• Aim of the exercise: Take every line from the entries below that includes the word "description" and copy it.

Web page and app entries
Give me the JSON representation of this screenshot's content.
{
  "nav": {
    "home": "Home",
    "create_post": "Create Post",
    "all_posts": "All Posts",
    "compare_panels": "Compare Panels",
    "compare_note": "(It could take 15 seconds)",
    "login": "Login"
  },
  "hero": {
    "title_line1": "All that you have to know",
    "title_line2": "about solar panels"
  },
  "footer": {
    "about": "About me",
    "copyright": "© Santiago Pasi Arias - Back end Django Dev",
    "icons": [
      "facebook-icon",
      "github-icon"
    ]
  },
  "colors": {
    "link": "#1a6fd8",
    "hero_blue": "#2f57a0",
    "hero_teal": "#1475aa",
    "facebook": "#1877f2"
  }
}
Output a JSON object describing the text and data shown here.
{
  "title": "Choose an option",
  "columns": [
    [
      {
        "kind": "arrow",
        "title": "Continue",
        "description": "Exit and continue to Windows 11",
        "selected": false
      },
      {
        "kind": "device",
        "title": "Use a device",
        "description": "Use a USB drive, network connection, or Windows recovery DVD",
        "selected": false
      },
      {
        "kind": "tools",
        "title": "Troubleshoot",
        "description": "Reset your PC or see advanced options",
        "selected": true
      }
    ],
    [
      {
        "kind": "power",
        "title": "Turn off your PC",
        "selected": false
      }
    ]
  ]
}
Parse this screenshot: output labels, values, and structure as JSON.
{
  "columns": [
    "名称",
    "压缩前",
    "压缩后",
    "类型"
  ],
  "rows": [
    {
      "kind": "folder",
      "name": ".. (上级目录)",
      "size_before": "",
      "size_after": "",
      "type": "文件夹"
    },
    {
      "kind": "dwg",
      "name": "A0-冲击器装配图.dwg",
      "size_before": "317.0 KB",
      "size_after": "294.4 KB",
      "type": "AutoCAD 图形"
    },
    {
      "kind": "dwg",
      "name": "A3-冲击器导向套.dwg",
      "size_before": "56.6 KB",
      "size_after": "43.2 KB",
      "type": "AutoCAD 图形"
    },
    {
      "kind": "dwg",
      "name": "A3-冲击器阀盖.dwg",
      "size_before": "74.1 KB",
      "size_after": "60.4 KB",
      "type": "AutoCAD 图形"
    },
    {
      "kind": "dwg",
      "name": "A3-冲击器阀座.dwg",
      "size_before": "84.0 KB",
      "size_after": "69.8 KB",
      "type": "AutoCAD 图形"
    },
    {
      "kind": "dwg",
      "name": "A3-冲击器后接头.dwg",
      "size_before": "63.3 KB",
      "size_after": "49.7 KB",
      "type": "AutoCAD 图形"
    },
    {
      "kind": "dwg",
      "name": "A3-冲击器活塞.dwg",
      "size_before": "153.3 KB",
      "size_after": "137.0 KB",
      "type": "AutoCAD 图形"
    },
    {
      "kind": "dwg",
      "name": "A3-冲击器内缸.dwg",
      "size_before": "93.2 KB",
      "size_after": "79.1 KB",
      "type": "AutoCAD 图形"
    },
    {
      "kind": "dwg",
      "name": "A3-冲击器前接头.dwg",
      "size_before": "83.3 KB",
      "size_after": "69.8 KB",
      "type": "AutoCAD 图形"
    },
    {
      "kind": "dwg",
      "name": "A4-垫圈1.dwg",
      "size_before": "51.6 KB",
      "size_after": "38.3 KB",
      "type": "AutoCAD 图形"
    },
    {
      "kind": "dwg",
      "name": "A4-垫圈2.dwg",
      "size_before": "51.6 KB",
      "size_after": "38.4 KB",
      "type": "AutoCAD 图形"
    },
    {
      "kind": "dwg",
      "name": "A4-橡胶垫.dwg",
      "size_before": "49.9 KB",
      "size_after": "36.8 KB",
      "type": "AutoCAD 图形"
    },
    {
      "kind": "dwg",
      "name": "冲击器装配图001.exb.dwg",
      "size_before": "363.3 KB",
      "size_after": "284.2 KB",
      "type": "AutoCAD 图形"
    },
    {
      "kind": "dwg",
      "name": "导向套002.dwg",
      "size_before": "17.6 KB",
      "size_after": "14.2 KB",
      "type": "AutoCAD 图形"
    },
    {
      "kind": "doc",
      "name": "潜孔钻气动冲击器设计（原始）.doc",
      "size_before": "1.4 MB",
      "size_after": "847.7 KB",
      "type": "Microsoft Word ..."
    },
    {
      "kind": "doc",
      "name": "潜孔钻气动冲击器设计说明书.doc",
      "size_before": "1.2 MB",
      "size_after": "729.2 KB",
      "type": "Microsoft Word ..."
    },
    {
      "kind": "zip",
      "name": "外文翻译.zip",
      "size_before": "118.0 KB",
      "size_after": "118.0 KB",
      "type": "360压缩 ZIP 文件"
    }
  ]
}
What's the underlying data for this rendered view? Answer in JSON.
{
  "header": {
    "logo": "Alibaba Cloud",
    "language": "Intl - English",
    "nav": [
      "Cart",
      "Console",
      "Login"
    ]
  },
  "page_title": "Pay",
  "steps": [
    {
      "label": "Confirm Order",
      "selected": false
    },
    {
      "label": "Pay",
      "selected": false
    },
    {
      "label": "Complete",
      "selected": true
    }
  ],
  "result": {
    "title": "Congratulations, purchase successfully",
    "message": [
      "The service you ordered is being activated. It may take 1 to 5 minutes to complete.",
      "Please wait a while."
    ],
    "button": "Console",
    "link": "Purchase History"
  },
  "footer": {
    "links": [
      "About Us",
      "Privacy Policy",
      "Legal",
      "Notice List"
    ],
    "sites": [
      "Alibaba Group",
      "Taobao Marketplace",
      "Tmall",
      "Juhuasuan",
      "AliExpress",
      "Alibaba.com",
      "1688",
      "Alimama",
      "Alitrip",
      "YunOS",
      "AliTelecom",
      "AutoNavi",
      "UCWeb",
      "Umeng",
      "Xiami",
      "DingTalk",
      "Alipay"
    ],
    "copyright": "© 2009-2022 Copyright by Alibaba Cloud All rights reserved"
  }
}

• Answer to this exercise:
        "description": "Exit and continue to Windows 11",
        "description": "Use a USB drive, network connection, or Windows recovery DVD",
        "description": "Reset your PC or see advanced options",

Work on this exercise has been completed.